When informed that one of the options the Indian government was hoping was that an Indian American or Indian Americans could buy it and donate it to the Indian government to be kept in a museum, Otis said, "That would be fantastic."
Asked if he were pained by the accusations being hurled at him for putting Gandhi's personal belongings on the auction block, Otis said, "I am sorry again that there's been anger toward me because of what I've chosen to do with the items. But, again, I am only following Gandhi's own path of when he had items, he sold them. Again, if I was selling the items for $4 million privately, that's a different story. I am not trying to do that."
"I am trying to raise a lot of money for either non-violence causes or trying to get a great deal of support for the poorest of India's poor, which of course, now with Slumdog Millionaire [Images] we've seen what India's slums look like that exist today and those people need incredible amounts of help and this auction could do it."

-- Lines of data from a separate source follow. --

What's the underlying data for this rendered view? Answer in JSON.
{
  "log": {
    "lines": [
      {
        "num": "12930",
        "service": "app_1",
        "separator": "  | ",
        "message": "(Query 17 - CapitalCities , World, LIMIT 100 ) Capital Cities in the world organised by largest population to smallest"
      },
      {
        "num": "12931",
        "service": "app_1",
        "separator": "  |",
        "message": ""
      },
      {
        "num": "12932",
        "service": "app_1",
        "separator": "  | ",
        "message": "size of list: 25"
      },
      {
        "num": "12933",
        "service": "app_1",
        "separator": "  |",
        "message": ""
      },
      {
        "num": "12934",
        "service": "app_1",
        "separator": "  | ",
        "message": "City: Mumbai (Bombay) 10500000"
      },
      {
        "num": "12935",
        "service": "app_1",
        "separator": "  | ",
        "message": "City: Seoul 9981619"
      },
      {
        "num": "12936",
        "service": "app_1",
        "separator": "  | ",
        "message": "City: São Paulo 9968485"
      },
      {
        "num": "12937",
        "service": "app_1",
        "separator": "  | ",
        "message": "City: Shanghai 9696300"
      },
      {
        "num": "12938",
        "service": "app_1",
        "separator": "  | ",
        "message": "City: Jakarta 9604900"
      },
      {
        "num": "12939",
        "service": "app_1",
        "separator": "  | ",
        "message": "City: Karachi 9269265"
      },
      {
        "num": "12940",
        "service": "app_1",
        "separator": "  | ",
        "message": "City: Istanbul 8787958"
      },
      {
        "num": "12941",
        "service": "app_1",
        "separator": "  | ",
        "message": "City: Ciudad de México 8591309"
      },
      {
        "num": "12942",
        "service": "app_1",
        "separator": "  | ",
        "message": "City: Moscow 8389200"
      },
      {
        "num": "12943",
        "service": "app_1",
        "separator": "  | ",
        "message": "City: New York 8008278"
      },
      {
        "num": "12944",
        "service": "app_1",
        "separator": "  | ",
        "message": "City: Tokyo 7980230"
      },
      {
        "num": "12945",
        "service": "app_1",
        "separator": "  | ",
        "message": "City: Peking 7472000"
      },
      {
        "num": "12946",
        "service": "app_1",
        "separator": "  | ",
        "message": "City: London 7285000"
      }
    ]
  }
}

Otis said that the bidding was starting from $20,000 to $30,000 and not that this was the estimated prices the items were expected to fetch. "There is a much, much higher reserve price and there is 10 times that and that's what they believe they will go for."
He said Albert Einstein's watch was sold for $650,000 last year, and Abraham Lincoln's watch had sold a few years earlier for $860,000.

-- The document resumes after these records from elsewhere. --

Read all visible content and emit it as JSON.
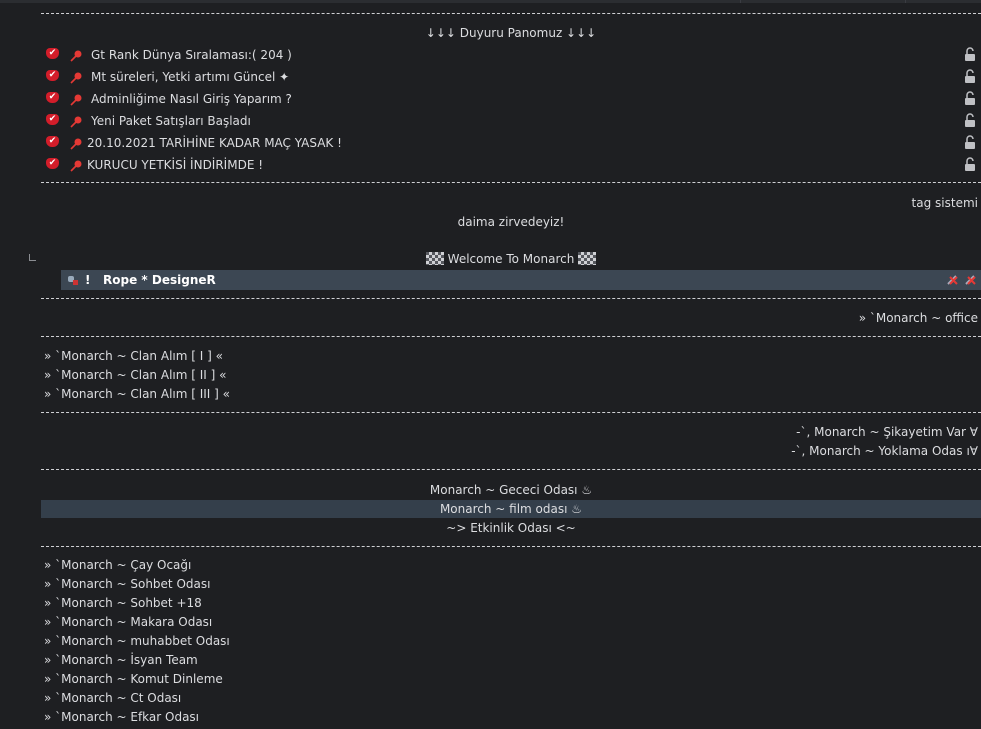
{
  "announcements": {
    "header": "↓↓↓ Duyuru Panomuz ↓↓↓",
    "items": [
      {
        "label": "Gt Rank Dünya Sıralaması:( 204 )"
      },
      {
        "label": "Mt süreleri, Yetki artımı Güncel ✦"
      },
      {
        "label": "Adminliğime Nasıl Giriş Yaparım ?"
      },
      {
        "label": "Yeni Paket Satışları Başladı"
      },
      {
        "label": "20.10.2021 TARİHİNE KADAR MAÇ YASAK !"
      },
      {
        "label": "KURUCU YETKİSİ İNDİRİMDE !"
      }
    ]
  },
  "tag_system": "tag sistemi",
  "slogan": "daima zirvedeyiz!",
  "welcome": "Welcome To Monarch",
  "user_banner": {
    "prefix": "!",
    "name": "Rope * DesigneR"
  },
  "office": "» `Monarch ~ office",
  "clan_channels": [
    "» `Monarch ~ Clan Alım [ I ] «",
    "» `Monarch ~ Clan Alım [ II ] «",
    "» `Monarch ~ Clan Alım [ III ] «"
  ],
  "complaint_channels": [
    "-`, Monarch ~ Şikayetim Var ∀",
    "-`, Monarch ~ Yoklama Odas ı∀"
  ],
  "center_channels": [
    "Monarch ~ Gececi Odası ♨",
    "Monarch ~ film odası ♨",
    "~> Etkinlik Odası <~"
  ],
  "rooms": [
    "» `Monarch ~ Çay Ocağı",
    "» `Monarch ~ Sohbet Odası",
    "» `Monarch ~ Sohbet +18",
    "» `Monarch ~ Makara Odası",
    "» `Monarch ~ muhabbet Odası",
    "» `Monarch ~ İsyan Team",
    "» `Monarch ~ Komut Dinleme",
    "» `Monarch ~ Ct Odası",
    "» `Monarch ~ Efkar Odası"
  ],
  "colors": {
    "background": "#1e1f22",
    "text": "#dcdde0",
    "banner": "#3c4753",
    "highlight": "#343f4b",
    "accent": "#d31d2a"
  }
}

"So, Gandhi being, I think one of the greatest men that ever lived, could easily fetch one, two, three, four times what those watches fetched."
"But, I believe these belongings are priceless. If I was a billionaire I would spend $100 million on them. Gandhi didn't believe in possessions and so it's more important that we focus his goods works and wishes rather than the money that will be achieved from this. However, good organizations will be benefiting," he said.

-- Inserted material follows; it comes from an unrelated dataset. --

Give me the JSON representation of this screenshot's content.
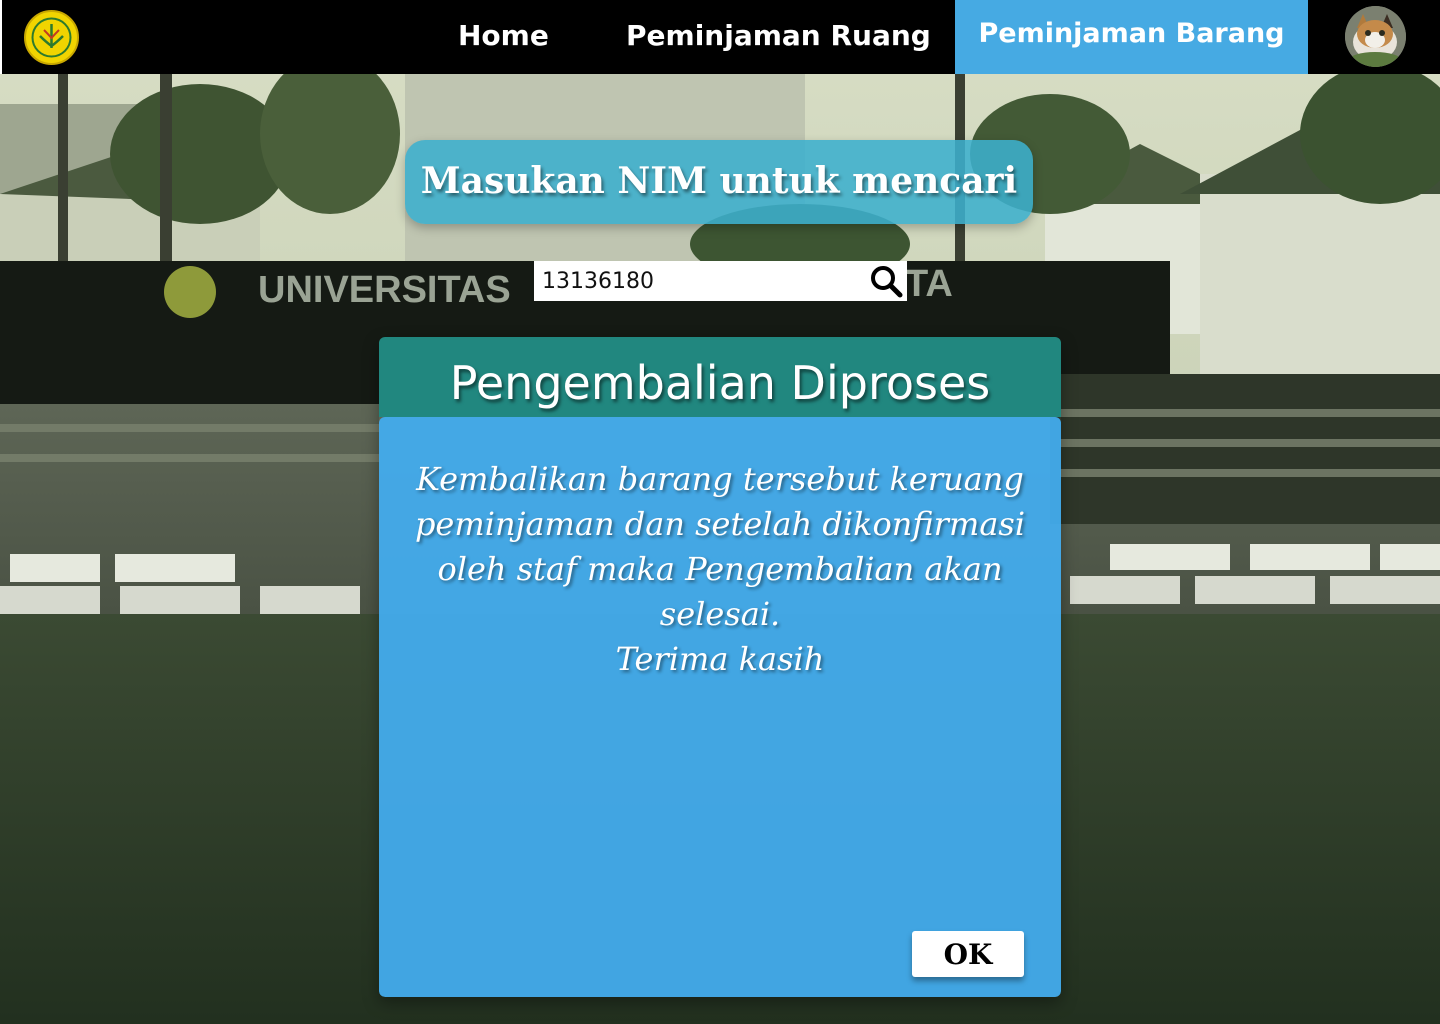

Otis also in the interview reminisced about his visit to India a few years ago and the time he spent in Ashram Arunchala in Thiruvannamalai, "which is right by the mountains that they though was Shiva, and I was there for the full moon with hundreds of thousands of Indians and we marched around the mountain all night long. It was the most incredible experience I've seen."
Otis, who is also a film maker, mostly documentaries, besides being a collector, wrote and directed Secrets of the CIA (1998) for the Turner Broadcasting Corporation, which was shown on CNN Perspectives in 60 countries. He also directed and produced The Power of Peace, Peace in Our Schools for the Wisdom Channel (2000) with Uma Thurman [Images] hosting. Recently, he narrated and produced three more one hour shows for the Wisdom Channel, entitled, The Power of Peace: Personal, Family and Global Peace hosted by Harry Belafonte.
He's had a track record of experience of promoting nonviolence and worked for UNESCO in Paris in 1992 and as a staff journalist for the Vietnam Veterans of America in Washington, DC in 1986. He has also worked as a suicide hotline counselor developing extensive outreach programs in schools and prisons.
Though the 1980s, he worked for Amnesty International in DC and Austin, Texas, and traveled extensively in Central America, Europe and Africa, working with refugees fleeing war-torn countries.
Otis has been published in the New York Times magazine and is currently writing his first book, My Experiments with Silence based on 9 years or not talking on Sundays.
He told rediff.com that "While I was looking in Gandhi's journals, I noticed that he didn't speak on Sundays. So, I took that idea from him and I practised silence for nine years on Sunday and I wrote an article in the New York Times about how very wonderful it was."
Otis was also recently featured in an A & E Special on his Dr Seuss original art collection, which is one of the largest in the world and a portion is being exhibited at the Museum of Tolerance in Los Angeles.
And, the four-hour television documentary he is currently working on with Professor Kurtz titled Peaceful Warriors, is narrated by actor Martin Sheen. It is a four-tiered project that includes a documentary film, K-12 educational curriculum, Internet component, and a travelling exhibition.